◆ AIM OF THE EXERCISE: Work through the data below and copy out every line where "خلال" is found.

++++

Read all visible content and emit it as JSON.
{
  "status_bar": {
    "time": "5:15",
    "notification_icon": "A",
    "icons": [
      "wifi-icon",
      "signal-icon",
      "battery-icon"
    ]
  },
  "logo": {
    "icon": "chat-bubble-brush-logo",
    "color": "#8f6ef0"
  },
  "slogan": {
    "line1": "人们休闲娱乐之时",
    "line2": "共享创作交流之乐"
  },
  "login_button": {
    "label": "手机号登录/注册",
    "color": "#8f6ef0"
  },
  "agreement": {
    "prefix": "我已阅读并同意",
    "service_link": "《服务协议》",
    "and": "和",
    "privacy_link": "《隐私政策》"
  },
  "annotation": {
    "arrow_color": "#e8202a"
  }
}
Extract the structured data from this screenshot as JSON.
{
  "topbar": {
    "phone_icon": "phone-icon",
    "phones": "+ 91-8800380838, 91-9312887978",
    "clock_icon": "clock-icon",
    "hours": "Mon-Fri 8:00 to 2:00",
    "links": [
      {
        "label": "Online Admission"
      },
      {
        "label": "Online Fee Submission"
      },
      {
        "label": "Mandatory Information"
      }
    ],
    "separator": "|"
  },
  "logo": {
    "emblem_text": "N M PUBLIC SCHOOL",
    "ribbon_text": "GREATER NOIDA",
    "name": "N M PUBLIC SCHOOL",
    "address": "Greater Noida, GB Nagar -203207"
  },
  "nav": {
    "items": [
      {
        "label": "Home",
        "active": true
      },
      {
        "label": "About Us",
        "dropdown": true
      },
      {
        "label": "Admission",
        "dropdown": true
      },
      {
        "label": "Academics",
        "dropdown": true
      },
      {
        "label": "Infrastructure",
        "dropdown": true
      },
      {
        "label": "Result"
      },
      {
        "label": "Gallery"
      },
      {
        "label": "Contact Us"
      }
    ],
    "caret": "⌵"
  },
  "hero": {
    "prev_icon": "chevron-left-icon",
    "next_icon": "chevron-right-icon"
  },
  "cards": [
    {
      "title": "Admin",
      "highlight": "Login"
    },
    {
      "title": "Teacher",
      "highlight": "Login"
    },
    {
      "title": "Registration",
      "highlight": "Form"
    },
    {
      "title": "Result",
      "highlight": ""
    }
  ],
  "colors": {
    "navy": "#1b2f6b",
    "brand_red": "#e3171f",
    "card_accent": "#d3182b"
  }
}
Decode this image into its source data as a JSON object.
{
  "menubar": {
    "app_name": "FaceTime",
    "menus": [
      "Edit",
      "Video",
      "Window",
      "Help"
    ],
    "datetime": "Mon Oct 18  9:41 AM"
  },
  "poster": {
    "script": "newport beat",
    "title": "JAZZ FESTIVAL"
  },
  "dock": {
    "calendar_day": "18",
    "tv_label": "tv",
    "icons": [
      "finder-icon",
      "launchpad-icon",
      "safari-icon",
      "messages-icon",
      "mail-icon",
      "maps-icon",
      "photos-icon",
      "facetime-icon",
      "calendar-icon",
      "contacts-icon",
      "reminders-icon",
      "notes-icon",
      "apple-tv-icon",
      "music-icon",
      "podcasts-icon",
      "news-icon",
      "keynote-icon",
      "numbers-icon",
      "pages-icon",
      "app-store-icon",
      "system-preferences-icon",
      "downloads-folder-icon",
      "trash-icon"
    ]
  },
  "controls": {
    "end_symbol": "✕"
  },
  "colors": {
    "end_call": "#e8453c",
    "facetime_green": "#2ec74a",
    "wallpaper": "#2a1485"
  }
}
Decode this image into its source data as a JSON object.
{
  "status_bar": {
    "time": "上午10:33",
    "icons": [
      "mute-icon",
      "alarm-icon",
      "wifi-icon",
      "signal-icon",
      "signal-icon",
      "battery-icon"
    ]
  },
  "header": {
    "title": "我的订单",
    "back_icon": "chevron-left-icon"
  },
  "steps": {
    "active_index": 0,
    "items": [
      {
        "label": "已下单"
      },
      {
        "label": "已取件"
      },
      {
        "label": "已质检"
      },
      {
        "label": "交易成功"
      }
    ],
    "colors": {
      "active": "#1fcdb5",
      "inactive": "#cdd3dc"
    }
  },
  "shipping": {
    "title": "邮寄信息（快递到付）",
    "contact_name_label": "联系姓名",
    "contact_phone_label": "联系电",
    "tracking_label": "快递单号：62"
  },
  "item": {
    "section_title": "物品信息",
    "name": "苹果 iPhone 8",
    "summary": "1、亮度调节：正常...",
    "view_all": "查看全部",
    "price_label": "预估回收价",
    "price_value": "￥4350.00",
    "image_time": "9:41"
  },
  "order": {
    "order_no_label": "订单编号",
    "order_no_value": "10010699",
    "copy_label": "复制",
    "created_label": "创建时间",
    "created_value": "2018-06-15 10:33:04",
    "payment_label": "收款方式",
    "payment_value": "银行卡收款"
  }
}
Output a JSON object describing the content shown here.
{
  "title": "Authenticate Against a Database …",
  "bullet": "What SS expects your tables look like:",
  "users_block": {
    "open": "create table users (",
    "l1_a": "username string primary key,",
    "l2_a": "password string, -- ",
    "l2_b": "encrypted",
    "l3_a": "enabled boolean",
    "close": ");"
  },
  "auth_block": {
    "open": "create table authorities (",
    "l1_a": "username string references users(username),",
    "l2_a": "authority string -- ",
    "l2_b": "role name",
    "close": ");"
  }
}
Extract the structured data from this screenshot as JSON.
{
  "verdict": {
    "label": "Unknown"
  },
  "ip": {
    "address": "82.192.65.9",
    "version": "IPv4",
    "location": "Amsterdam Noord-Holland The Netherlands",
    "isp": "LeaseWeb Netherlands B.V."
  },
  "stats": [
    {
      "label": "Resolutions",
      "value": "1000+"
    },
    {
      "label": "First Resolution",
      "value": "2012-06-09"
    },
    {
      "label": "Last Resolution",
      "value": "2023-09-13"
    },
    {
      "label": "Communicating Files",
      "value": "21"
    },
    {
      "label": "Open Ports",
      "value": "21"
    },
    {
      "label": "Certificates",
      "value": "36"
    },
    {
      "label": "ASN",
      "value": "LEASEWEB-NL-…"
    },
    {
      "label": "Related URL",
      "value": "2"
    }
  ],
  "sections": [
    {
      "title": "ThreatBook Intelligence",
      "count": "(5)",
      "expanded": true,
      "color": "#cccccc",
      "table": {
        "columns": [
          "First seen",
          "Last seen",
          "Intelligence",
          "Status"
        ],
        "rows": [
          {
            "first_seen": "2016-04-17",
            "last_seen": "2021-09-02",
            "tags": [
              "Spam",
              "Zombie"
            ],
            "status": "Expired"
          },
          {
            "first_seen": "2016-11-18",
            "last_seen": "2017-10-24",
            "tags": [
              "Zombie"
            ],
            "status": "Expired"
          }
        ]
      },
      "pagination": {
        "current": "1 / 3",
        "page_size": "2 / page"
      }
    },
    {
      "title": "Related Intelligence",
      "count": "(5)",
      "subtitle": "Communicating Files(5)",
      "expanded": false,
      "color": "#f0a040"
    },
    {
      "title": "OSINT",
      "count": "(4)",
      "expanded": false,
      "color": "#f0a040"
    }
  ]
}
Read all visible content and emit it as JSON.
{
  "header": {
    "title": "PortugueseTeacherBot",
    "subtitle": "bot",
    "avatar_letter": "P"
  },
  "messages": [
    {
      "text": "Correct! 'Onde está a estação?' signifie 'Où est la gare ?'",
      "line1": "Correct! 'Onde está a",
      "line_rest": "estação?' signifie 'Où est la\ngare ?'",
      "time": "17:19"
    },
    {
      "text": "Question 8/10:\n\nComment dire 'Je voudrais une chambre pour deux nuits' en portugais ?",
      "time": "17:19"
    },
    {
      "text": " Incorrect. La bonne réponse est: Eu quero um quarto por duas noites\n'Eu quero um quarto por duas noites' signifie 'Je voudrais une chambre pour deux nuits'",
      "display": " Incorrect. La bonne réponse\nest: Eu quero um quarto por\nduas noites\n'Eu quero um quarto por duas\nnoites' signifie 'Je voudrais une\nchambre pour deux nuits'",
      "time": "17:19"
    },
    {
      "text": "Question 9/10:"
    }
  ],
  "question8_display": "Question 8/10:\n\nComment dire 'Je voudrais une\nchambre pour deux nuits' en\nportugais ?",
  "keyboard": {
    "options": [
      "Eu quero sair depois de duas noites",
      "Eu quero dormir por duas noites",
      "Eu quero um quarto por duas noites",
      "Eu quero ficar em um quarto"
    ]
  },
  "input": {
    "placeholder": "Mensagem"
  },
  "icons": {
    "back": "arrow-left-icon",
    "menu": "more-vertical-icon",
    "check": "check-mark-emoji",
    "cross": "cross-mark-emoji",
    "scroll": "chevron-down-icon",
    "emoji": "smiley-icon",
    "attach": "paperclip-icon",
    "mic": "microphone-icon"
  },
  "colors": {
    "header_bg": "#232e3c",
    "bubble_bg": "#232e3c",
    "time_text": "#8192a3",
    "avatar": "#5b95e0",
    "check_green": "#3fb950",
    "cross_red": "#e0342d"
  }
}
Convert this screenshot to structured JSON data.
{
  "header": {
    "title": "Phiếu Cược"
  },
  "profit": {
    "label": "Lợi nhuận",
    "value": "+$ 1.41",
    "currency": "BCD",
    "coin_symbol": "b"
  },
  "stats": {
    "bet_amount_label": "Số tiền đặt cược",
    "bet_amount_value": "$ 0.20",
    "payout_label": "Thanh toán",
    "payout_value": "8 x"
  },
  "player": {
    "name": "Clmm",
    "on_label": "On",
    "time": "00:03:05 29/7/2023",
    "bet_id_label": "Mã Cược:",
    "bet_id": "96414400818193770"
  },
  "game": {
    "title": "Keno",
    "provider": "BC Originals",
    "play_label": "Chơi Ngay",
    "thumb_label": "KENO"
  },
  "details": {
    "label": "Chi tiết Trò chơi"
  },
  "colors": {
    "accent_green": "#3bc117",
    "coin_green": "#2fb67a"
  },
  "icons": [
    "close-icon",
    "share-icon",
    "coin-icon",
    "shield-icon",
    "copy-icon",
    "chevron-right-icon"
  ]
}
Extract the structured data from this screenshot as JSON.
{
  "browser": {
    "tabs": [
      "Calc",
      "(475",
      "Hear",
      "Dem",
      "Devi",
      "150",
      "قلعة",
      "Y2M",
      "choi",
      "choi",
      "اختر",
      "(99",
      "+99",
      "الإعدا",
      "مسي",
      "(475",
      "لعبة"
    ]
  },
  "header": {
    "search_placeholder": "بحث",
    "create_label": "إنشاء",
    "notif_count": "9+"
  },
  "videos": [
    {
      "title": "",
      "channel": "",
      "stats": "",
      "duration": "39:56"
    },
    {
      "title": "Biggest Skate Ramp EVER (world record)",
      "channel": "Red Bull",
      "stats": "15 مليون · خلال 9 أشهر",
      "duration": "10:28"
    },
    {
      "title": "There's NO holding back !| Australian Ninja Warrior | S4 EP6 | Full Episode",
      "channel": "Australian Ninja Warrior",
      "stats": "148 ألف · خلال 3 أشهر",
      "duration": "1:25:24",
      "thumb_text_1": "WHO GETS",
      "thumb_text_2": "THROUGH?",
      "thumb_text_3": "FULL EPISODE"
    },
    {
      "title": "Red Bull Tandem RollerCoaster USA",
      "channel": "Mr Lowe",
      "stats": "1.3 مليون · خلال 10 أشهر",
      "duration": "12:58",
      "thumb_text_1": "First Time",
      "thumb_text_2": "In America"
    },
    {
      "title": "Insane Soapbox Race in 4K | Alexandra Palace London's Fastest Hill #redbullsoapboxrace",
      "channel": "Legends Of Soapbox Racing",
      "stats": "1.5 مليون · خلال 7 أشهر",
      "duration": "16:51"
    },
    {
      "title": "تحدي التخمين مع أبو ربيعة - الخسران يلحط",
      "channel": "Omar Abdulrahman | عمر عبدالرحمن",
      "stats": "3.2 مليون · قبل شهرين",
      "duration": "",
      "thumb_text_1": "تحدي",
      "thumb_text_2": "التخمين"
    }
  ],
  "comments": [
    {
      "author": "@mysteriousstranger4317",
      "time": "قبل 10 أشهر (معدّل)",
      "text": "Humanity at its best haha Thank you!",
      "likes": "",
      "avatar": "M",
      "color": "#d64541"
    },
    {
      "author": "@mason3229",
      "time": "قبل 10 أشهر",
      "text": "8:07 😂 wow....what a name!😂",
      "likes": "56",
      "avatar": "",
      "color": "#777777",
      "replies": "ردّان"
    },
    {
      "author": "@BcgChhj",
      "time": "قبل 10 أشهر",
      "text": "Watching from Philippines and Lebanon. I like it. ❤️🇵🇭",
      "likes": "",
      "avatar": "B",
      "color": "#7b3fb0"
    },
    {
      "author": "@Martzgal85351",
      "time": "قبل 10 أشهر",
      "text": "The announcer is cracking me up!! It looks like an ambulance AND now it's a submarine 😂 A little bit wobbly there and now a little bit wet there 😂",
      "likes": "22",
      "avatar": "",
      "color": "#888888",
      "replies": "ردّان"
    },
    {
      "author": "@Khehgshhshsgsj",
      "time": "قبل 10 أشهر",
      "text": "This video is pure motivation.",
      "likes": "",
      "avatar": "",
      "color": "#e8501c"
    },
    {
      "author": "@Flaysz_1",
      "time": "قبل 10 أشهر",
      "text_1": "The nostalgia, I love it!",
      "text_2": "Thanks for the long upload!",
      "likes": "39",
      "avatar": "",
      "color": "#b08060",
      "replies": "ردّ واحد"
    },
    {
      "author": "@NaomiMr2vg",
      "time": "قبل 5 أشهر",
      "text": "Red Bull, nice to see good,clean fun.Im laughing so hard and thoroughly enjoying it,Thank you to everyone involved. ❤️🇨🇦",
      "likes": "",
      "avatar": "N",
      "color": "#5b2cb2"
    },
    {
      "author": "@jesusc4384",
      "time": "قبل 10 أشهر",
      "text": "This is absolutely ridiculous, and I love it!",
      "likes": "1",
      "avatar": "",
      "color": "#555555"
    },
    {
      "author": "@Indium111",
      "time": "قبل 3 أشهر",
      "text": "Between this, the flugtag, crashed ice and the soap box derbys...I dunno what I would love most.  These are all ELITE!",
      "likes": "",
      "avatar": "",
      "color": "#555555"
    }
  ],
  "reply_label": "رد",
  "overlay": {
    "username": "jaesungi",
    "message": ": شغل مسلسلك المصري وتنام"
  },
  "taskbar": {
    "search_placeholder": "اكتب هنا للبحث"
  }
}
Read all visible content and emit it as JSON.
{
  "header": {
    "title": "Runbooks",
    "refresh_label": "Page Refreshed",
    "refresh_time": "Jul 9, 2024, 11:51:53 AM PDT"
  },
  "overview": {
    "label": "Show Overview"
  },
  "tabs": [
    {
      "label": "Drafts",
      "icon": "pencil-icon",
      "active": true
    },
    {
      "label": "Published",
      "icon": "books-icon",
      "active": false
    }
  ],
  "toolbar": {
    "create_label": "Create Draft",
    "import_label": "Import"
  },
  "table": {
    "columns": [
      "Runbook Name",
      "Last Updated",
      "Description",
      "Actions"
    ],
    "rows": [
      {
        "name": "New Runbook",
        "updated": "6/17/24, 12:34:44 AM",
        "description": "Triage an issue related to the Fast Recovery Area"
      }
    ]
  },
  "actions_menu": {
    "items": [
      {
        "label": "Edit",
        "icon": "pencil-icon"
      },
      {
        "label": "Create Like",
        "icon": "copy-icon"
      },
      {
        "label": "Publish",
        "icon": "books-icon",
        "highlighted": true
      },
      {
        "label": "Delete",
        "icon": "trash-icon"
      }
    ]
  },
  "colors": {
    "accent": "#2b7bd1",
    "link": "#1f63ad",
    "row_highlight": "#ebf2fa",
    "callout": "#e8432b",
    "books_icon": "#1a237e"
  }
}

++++

◆ OUTPUT BELOW:
      "stats": "15 مليون · خلال 9 أشهر",
      "stats": "148 ألف · خلال 3 أشهر",
      "stats": "1.3 مليون · خلال 10 أشهر",
      "stats": "1.5 مليون · خلال 7 أشهر",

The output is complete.